■ **Prompt**: Copy out each record that follows exactly, and omit any picture you find.

■ **Dataset records**:
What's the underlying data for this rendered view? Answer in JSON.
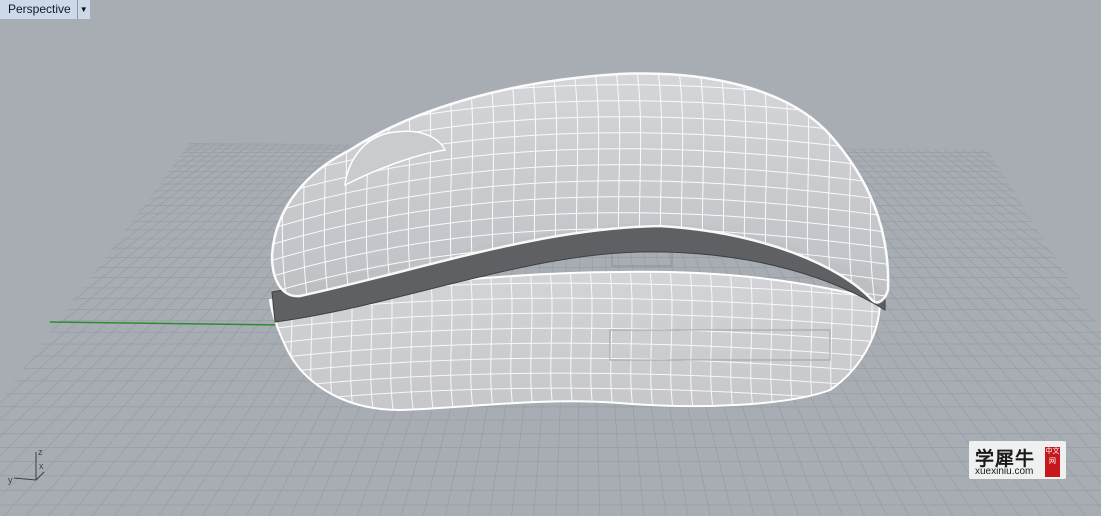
{
  "viewport": {
    "name": "Perspective",
    "menu_icon": "triangle-down-icon"
  },
  "axes": {
    "x": "x",
    "y": "y",
    "z": "z"
  },
  "watermark": {
    "cn": "学犀牛",
    "en": "xuexiniu.com",
    "seal": "中文网"
  },
  "colors": {
    "background": "#a8adb4",
    "grid": "#989ea6",
    "x_axis": "#2a8f2a",
    "model_wire": "#ffffff",
    "model_fill": "#c4c6ca"
  }
}
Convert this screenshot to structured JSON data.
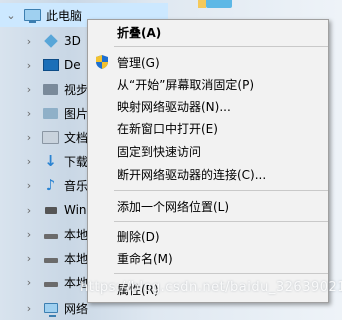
{
  "nav": {
    "items": [
      {
        "label": "此电脑",
        "icon": "computer-icon",
        "expanded": true
      },
      {
        "label": "3D",
        "icon": "3d-objects-icon"
      },
      {
        "label": "De",
        "icon": "desktop-icon"
      },
      {
        "label": "视步",
        "icon": "videos-folder-icon"
      },
      {
        "label": "图片",
        "icon": "pictures-folder-icon"
      },
      {
        "label": "文档",
        "icon": "documents-folder-icon"
      },
      {
        "label": "下载",
        "icon": "downloads-icon"
      },
      {
        "label": "音乐",
        "icon": "music-icon"
      },
      {
        "label": "Win",
        "icon": "windows-drive-icon"
      },
      {
        "label": "本地",
        "icon": "local-drive-icon"
      },
      {
        "label": "本地",
        "icon": "local-drive-icon"
      },
      {
        "label": "本地",
        "icon": "local-drive-icon"
      },
      {
        "label": "网络",
        "icon": "network-icon"
      }
    ]
  },
  "menu": {
    "collapse": "折叠(A)",
    "manage": "管理(G)",
    "unpin_start": "从“开始”屏幕取消固定(P)",
    "map_drive": "映射网络驱动器(N)...",
    "open_new_window": "在新窗口中打开(E)",
    "pin_quick_access": "固定到快速访问",
    "disconnect_drive": "断开网络驱动器的连接(C)...",
    "add_network_location": "添加一个网络位置(L)",
    "delete": "删除(D)",
    "rename": "重命名(M)",
    "properties": "属性(R)"
  },
  "watermark": "https://blog.csdn.net/baidu_32639021",
  "colors": {
    "selection": "#cce8ff",
    "menu_bg": "#f2f2f2",
    "shield_blue": "#1e6fd0",
    "shield_yellow": "#f2c230"
  }
}
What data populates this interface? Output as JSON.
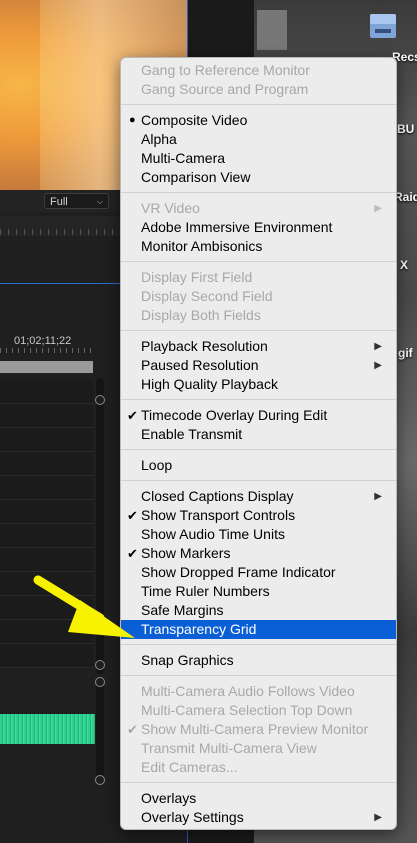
{
  "background": {
    "zoom_select_value": "Full",
    "timecode": "01;02;11;22",
    "desktop_labels": [
      "Recs",
      "BU",
      "Raid",
      "X",
      "gif"
    ]
  },
  "colors": {
    "menu_bg": "#ececec",
    "highlight": "#0b5fd6",
    "disabled_text": "#a8a8a8",
    "annotation_arrow": "#f7f300",
    "audio_waveform": "#2fcf8e"
  },
  "menu": {
    "items": [
      {
        "label": "Gang to Reference Monitor",
        "disabled": true
      },
      {
        "label": "Gang Source and Program",
        "disabled": true
      },
      {
        "label": "Composite Video",
        "bullet": true
      },
      {
        "label": "Alpha"
      },
      {
        "label": "Multi-Camera"
      },
      {
        "label": "Comparison View"
      },
      {
        "label": "VR Video",
        "disabled": true,
        "submenu": true
      },
      {
        "label": "Adobe Immersive Environment"
      },
      {
        "label": "Monitor Ambisonics"
      },
      {
        "label": "Display First Field",
        "disabled": true
      },
      {
        "label": "Display Second Field",
        "disabled": true
      },
      {
        "label": "Display Both Fields",
        "disabled": true
      },
      {
        "label": "Playback Resolution",
        "submenu": true
      },
      {
        "label": "Paused Resolution",
        "submenu": true
      },
      {
        "label": "High Quality Playback"
      },
      {
        "label": "Timecode Overlay During Edit",
        "checked": true
      },
      {
        "label": "Enable Transmit"
      },
      {
        "label": "Loop"
      },
      {
        "label": "Closed Captions Display",
        "submenu": true
      },
      {
        "label": "Show Transport Controls",
        "checked": true
      },
      {
        "label": "Show Audio Time Units"
      },
      {
        "label": "Show Markers",
        "checked": true
      },
      {
        "label": "Show Dropped Frame Indicator"
      },
      {
        "label": "Time Ruler Numbers"
      },
      {
        "label": "Safe Margins"
      },
      {
        "label": "Transparency Grid",
        "highlighted": true
      },
      {
        "label": "Snap Graphics"
      },
      {
        "label": "Multi-Camera Audio Follows Video",
        "disabled": true
      },
      {
        "label": "Multi-Camera Selection Top Down",
        "disabled": true
      },
      {
        "label": "Show Multi-Camera Preview Monitor",
        "disabled": true,
        "checked": true
      },
      {
        "label": "Transmit Multi-Camera View",
        "disabled": true
      },
      {
        "label": "Edit Cameras...",
        "disabled": true
      },
      {
        "label": "Overlays"
      },
      {
        "label": "Overlay Settings",
        "submenu": true
      }
    ]
  }
}
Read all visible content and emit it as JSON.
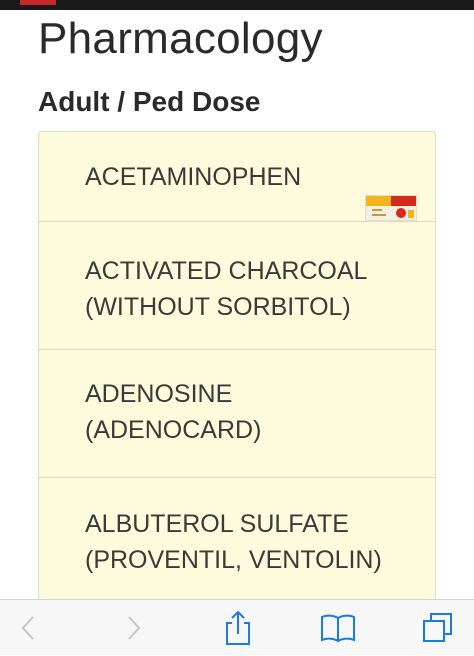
{
  "page": {
    "title": "Pharmacology",
    "section": "Adult / Ped Dose"
  },
  "drugs": [
    {
      "line1": "ACETAMINOPHEN",
      "line2": ""
    },
    {
      "line1": "ACTIVATED CHARCOAL",
      "line2": "(WITHOUT SORBITOL)"
    },
    {
      "line1": "ADENOSINE",
      "line2": "(ADENOCARD)"
    },
    {
      "line1": "ALBUTEROL SULFATE",
      "line2": "(PROVENTIL, VENTOLIN)"
    }
  ],
  "toolbar": {
    "icons": [
      "back-icon",
      "forward-icon",
      "share-icon",
      "bookmarks-icon",
      "tabs-icon"
    ]
  },
  "colors": {
    "list_background": "#fdfbdc",
    "toolbar_icon_active": "#1a7ae6",
    "toolbar_icon_disabled": "#c4c4c4"
  }
}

■ **Task output**:
What's the underlying data for this rendered view? Answer in JSON.
{
  "viewport": {
    "name": "Perspective",
    "menu_icon": "triangle-down-icon"
  },
  "axes": {
    "x": "x",
    "y": "y",
    "z": "z"
  },
  "watermark": {
    "cn": "学犀牛",
    "en": "xuexiniu.com",
    "seal": "中文网"
  },
  "colors": {
    "background": "#a8adb4",
    "grid": "#989ea6",
    "x_axis": "#2a8f2a",
    "model_wire": "#ffffff",
    "model_fill": "#c4c6ca"
  }
}
Convert this screenshot to structured JSON data.
{
  "nav": {
    "items": [
      {
        "label": "此电脑",
        "icon": "computer-icon",
        "expanded": true
      },
      {
        "label": "3D",
        "icon": "3d-objects-icon"
      },
      {
        "label": "De",
        "icon": "desktop-icon"
      },
      {
        "label": "视步",
        "icon": "videos-folder-icon"
      },
      {
        "label": "图片",
        "icon": "pictures-folder-icon"
      },
      {
        "label": "文档",
        "icon": "documents-folder-icon"
      },
      {
        "label": "下载",
        "icon": "downloads-icon"
      },
      {
        "label": "音乐",
        "icon": "music-icon"
      },
      {
        "label": "Win",
        "icon": "windows-drive-icon"
      },
      {
        "label": "本地",
        "icon": "local-drive-icon"
      },
      {
        "label": "本地",
        "icon": "local-drive-icon"
      },
      {
        "label": "本地",
        "icon": "local-drive-icon"
      },
      {
        "label": "网络",
        "icon": "network-icon"
      }
    ]
  },
  "menu": {
    "collapse": "折叠(A)",
    "manage": "管理(G)",
    "unpin_start": "从“开始”屏幕取消固定(P)",
    "map_drive": "映射网络驱动器(N)...",
    "open_new_window": "在新窗口中打开(E)",
    "pin_quick_access": "固定到快速访问",
    "disconnect_drive": "断开网络驱动器的连接(C)...",
    "add_network_location": "添加一个网络位置(L)",
    "delete": "删除(D)",
    "rename": "重命名(M)",
    "properties": "属性(R)"
  },
  "watermark": "https://blog.csdn.net/baidu_32639021",
  "colors": {
    "selection": "#cce8ff",
    "menu_bg": "#f2f2f2",
    "shield_blue": "#1e6fd0",
    "shield_yellow": "#f2c230"
  }
}
What data populates this interface? Output as JSON.
{
  "background": {
    "zoom_select_value": "Full",
    "timecode": "01;02;11;22",
    "desktop_labels": [
      "Recs",
      "BU",
      "Raid",
      "X",
      "gif"
    ]
  },
  "colors": {
    "menu_bg": "#ececec",
    "highlight": "#0b5fd6",
    "disabled_text": "#a8a8a8",
    "annotation_arrow": "#f7f300",
    "audio_waveform": "#2fcf8e"
  },
  "menu": {
    "items": [
      {
        "label": "Gang to Reference Monitor",
        "disabled": true
      },
      {
        "label": "Gang Source and Program",
        "disabled": true
      },
      {
        "label": "Composite Video",
        "bullet": true
      },
      {
        "label": "Alpha"
      },
      {
        "label": "Multi-Camera"
      },
      {
        "label": "Comparison View"
      },
      {
        "label": "VR Video",
        "disabled": true,
        "submenu": true
      },
      {
        "label": "Adobe Immersive Environment"
      },
      {
        "label": "Monitor Ambisonics"
      },
      {
        "label": "Display First Field",
        "disabled": true
      },
      {
        "label": "Display Second Field",
        "disabled": true
      },
      {
        "label": "Display Both Fields",
        "disabled": true
      },
      {
        "label": "Playback Resolution",
        "submenu": true
      },
      {
        "label": "Paused Resolution",
        "submenu": true
      },
      {
        "label": "High Quality Playback"
      },
      {
        "label": "Timecode Overlay During Edit",
        "checked": true
      },
      {
        "label": "Enable Transmit"
      },
      {
        "label": "Loop"
      },
      {
        "label": "Closed Captions Display",
        "submenu": true
      },
      {
        "label": "Show Transport Controls",
        "checked": true
      },
      {
        "label": "Show Audio Time Units"
      },
      {
        "label": "Show Markers",
        "checked": true
      },
      {
        "label": "Show Dropped Frame Indicator"
      },
      {
        "label": "Time Ruler Numbers"
      },
      {
        "label": "Safe Margins"
      },
      {
        "label": "Transparency Grid",
        "highlighted": true
      },
      {
        "label": "Snap Graphics"
      },
      {
        "label": "Multi-Camera Audio Follows Video",
        "disabled": true
      },
      {
        "label": "Multi-Camera Selection Top Down",
        "disabled": true
      },
      {
        "label": "Show Multi-Camera Preview Monitor",
        "disabled": true,
        "checked": true
      },
      {
        "label": "Transmit Multi-Camera View",
        "disabled": true
      },
      {
        "label": "Edit Cameras...",
        "disabled": true
      },
      {
        "label": "Overlays"
      },
      {
        "label": "Overlay Settings",
        "submenu": true
      }
    ]
  }
}
Read all visible content and emit it as JSON.
{
  "page": {
    "title": "Pharmacology",
    "section": "Adult / Ped Dose"
  },
  "drugs": [
    {
      "line1": "ACETAMINOPHEN",
      "line2": ""
    },
    {
      "line1": "ACTIVATED CHARCOAL",
      "line2": "(WITHOUT SORBITOL)"
    },
    {
      "line1": "ADENOSINE",
      "line2": "(ADENOCARD)"
    },
    {
      "line1": "ALBUTEROL SULFATE",
      "line2": "(PROVENTIL, VENTOLIN)"
    }
  ],
  "toolbar": {
    "icons": [
      "back-icon",
      "forward-icon",
      "share-icon",
      "bookmarks-icon",
      "tabs-icon"
    ]
  },
  "colors": {
    "list_background": "#fdfbdc",
    "toolbar_icon_active": "#1a7ae6",
    "toolbar_icon_disabled": "#c4c4c4"
  }
}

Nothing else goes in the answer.